In Syria outraged demonstrators stormed the Danish Embassy in Damascus and set fire to the building in protest of offensive caricatures of Islam's prophet. Thick, black smoke was still rising from the three-story building as firefighters struggled tried to put out the flames.
The protest started out peacefully but as anger escalated, people broke through police barriers and used the concrete barricades protecting the embassy as ladders to climb inside the building and set it on fire. "With our blood and souls we defend you, O Prophet of God," They chanted.
Some removed the Danish flag and replaced it with a green flag printed with the words "There is no god but God and Muhammad is the messenger of God." The building also houses the embassies of Chile and Sweden.
Later it was reported that the Norwegian embassy was also set ablaze.
Iranian President Mahmoud Ahmadinejad has instructed his trade minister to look into the possibility of annulling contracts signed with European countries that published the cartoons, according to Iran's official news agency.
"These cartoons present the impertinence and audacity of the West's newspapers," Ahmadinejad said.
In Israel, more than 1,000 demonstrators marched through the streets of Nazareth in protest of the cartoons. During the march, organized by the northern branch of the Islamic Movement, those addressing the crown on hand said "We will not let anyone hurt the values sacred to Islam."
'This is a global confrontation'
Islamic Movement Chairman Sheikh Raed Salah said the anti-Islam crusade was launched by U.S. President George W. Bush, adding that he has turned to Israeli media outlets that published the cartoons demanding their apology.
In a demonstration of the Islamic Movement's southern wing Arab MK Ahmed Tibi said, "A law should be passed in Europe punishing those who insult Islam, similar to the anti-Semitism laws.
Top Hamas official Mahmoud al-Zahar told Italian newspaper Il Giornale, "We should have killed all those who defiled the Prophet Muhammad, but instead we are protesting in peace."
When asked whether the response to the cartoons may have been exaggerated, al-Zahar said "Hamas is not threatening anyone, but it seems that Denmark, France, Norway and other European countries are in complete agreement with whoever drew the cartoon. They did nothing to stop those responsible or reconcile with Islam.
"Someone (in Europe) threatened to burn a Quran and you blame us of exaggeration? Europe must be very careful. If he who promised to burn the Quran will be in a position to defile Muhammad's name, you will be making a historic mistake; a mistake the entire West will regret dearly," he added.
"This is a global confrontation, and Europe is responsible for it. We are not protesting as Palestinians, but as Muslims who have been insulted by the defiling of the Prophet Muhammad.
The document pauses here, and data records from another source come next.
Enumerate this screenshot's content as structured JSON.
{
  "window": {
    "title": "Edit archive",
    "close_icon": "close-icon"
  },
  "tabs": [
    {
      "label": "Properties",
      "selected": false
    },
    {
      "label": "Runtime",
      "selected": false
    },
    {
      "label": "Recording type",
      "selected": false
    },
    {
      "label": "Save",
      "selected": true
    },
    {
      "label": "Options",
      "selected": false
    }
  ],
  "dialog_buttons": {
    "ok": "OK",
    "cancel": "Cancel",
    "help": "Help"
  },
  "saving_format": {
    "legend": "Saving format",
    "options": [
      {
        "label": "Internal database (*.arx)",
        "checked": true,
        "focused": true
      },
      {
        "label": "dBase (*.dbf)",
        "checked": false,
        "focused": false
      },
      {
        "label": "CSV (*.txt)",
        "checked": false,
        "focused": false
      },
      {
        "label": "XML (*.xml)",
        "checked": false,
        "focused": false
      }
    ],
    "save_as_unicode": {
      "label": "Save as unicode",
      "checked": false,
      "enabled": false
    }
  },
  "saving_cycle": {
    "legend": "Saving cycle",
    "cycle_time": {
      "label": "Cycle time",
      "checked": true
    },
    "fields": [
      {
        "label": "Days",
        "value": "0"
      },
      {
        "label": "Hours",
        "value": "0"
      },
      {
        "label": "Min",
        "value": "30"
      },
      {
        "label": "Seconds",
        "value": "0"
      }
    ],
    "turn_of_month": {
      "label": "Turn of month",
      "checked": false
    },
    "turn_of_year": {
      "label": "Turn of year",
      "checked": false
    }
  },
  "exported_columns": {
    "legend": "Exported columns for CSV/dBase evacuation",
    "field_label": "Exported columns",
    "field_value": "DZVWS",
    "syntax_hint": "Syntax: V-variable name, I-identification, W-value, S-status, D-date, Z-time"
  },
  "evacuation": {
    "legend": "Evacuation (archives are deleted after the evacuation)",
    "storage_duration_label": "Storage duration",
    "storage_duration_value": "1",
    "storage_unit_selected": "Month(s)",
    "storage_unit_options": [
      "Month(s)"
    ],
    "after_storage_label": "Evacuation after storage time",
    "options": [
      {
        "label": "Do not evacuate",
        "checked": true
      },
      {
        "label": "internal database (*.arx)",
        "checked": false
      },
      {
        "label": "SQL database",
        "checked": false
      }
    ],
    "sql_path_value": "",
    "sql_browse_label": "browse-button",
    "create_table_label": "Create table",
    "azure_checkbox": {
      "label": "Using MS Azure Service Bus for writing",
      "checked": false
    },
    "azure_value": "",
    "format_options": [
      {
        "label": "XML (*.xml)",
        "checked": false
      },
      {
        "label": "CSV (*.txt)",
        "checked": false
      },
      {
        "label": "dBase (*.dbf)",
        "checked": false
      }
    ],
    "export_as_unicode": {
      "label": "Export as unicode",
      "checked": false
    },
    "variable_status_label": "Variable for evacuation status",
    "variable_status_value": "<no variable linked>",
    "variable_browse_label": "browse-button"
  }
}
Al-Zahar told the Italian newspaper that Hamas is not interested in a violent struggle with the Christians, saying "Hamas does not want violence, especially not against our Christian and Catholic brothers; they are not responsible for this slandering. They have always respected us in Gaza, and therefore the Hamas warriors are prepared to protect their schools and churches from any attacks. I have given my word that no harm will come to any Christian," he said.Last Mod: 20 Eylül 2018, 18:16